TRY IT » Please return each entry that follows exactly as given, but without pictures.

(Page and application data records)

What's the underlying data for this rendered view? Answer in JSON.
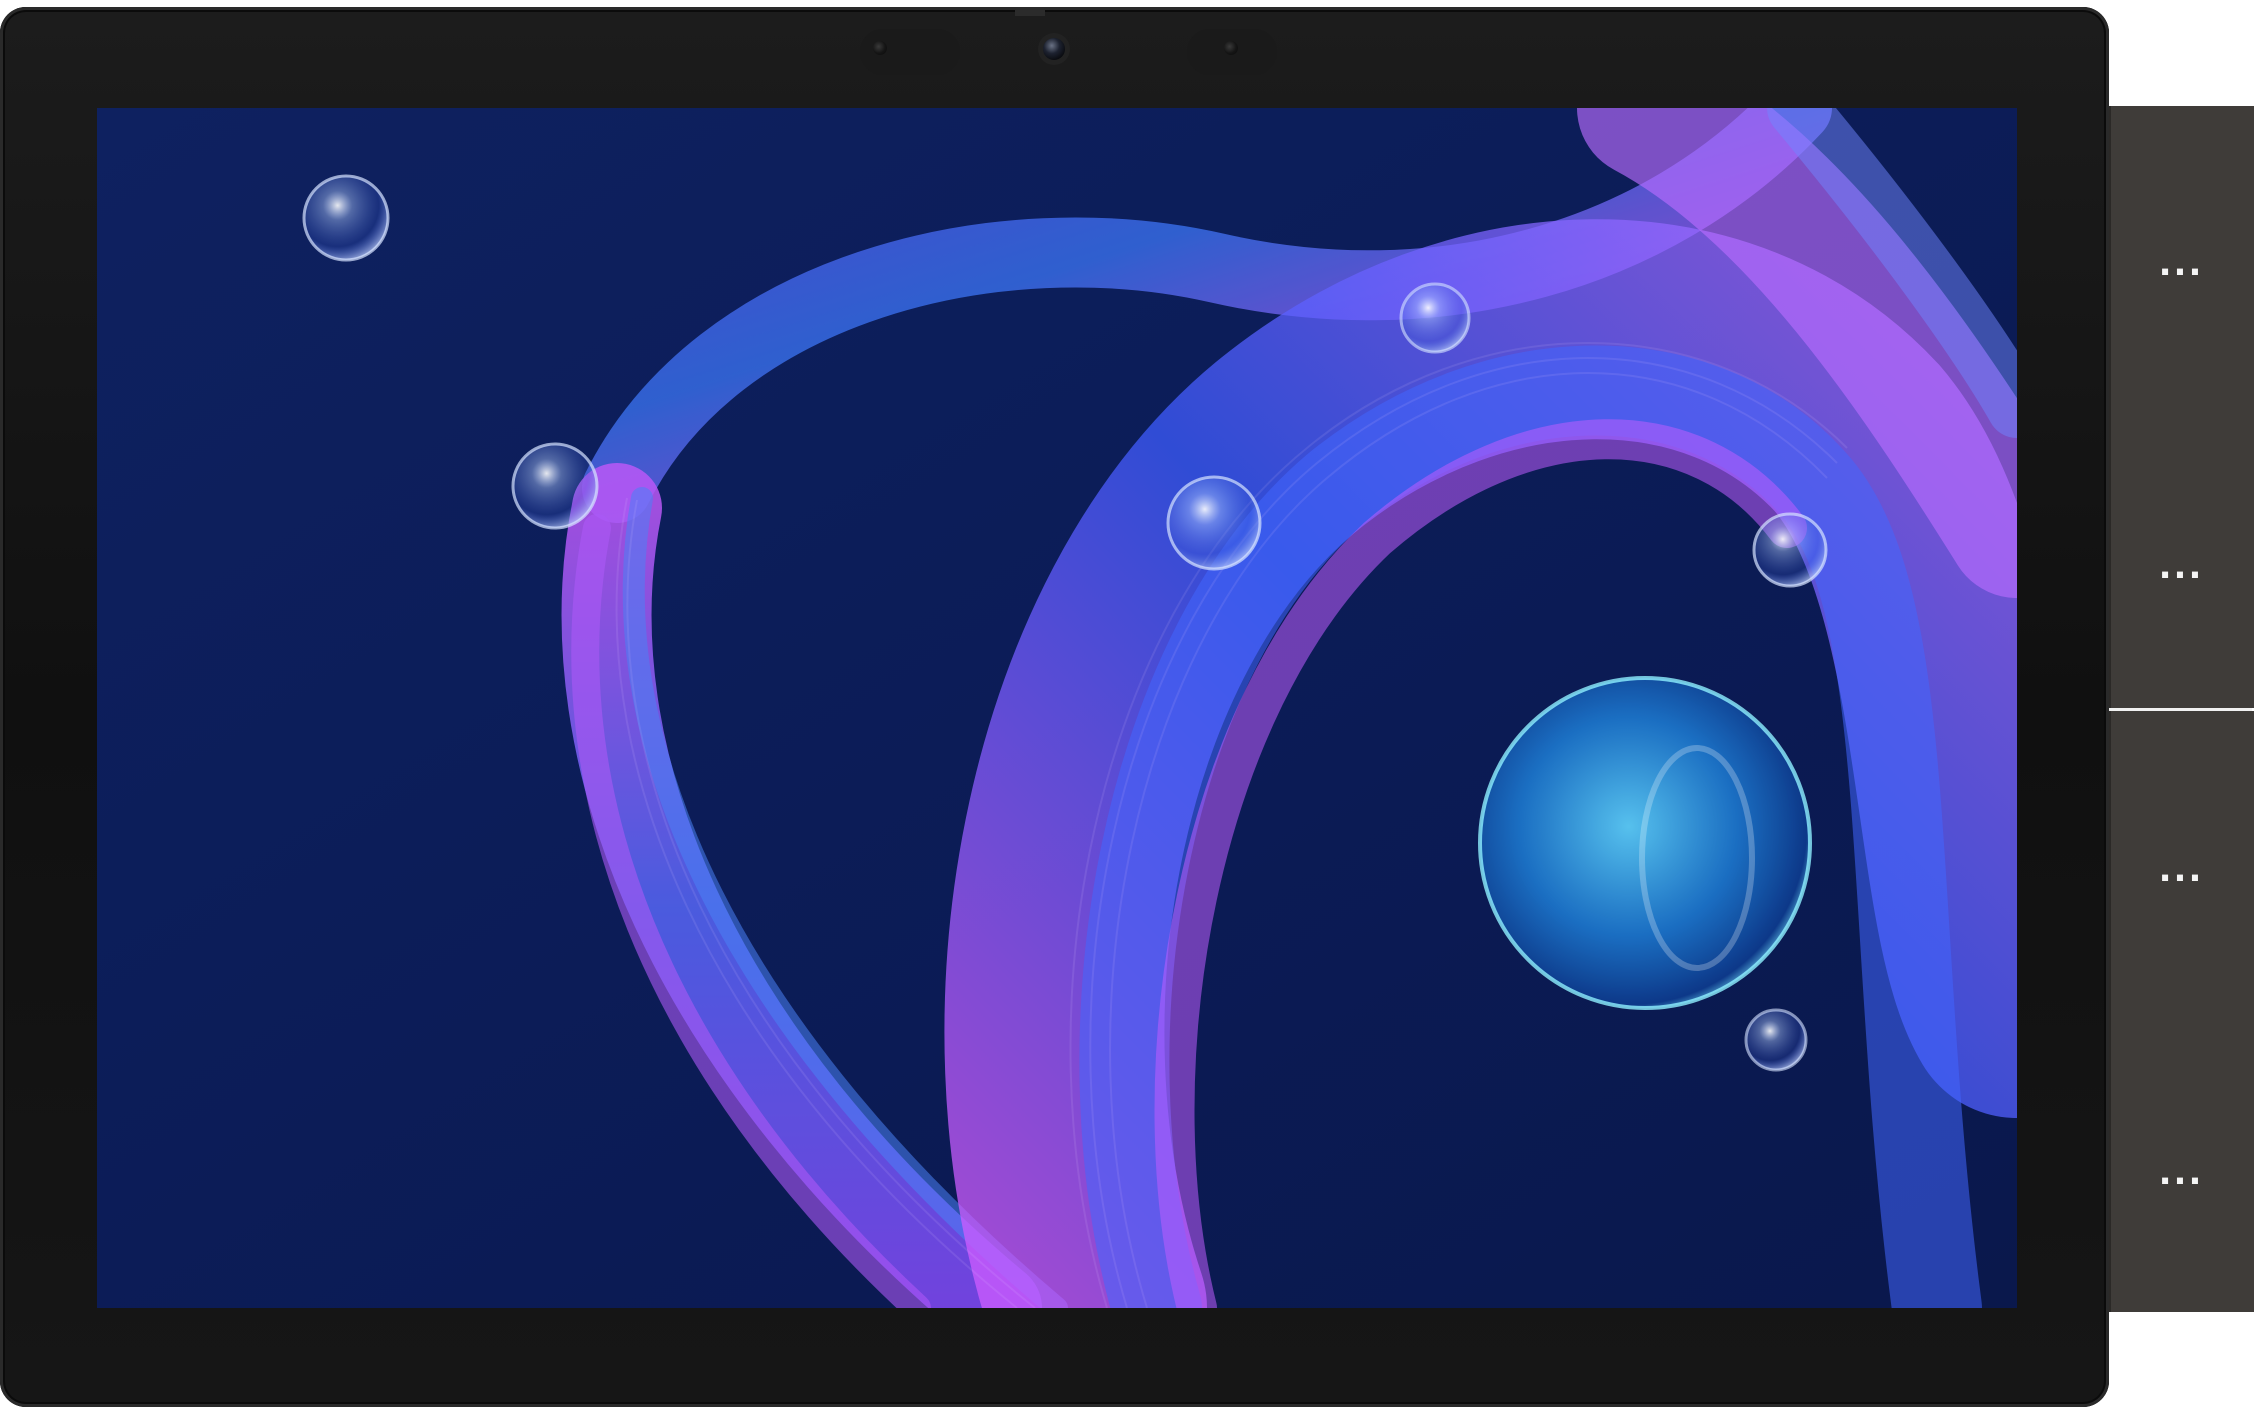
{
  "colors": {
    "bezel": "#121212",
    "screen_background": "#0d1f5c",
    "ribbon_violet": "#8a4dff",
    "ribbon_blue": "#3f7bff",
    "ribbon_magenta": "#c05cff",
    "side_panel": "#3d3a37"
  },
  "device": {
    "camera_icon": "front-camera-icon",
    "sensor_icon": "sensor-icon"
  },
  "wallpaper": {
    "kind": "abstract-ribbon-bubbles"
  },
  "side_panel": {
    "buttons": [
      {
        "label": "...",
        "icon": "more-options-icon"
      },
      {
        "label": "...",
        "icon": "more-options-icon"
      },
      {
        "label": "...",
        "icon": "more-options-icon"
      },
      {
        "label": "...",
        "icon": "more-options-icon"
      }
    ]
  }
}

RESPONSE BELOW »
What's the underlying data for this rendered view? Answer in JSON.
{
  "colors": {
    "bezel": "#121212",
    "screen_background": "#0d1f5c",
    "ribbon_violet": "#8a4dff",
    "ribbon_blue": "#3f7bff",
    "ribbon_magenta": "#c05cff",
    "side_panel": "#3d3a37"
  },
  "device": {
    "camera_icon": "front-camera-icon",
    "sensor_icon": "sensor-icon"
  },
  "wallpaper": {
    "kind": "abstract-ribbon-bubbles"
  },
  "side_panel": {
    "buttons": [
      {
        "label": "...",
        "icon": "more-options-icon"
      },
      {
        "label": "...",
        "icon": "more-options-icon"
      },
      {
        "label": "...",
        "icon": "more-options-icon"
      },
      {
        "label": "...",
        "icon": "more-options-icon"
      }
    ]
  }
}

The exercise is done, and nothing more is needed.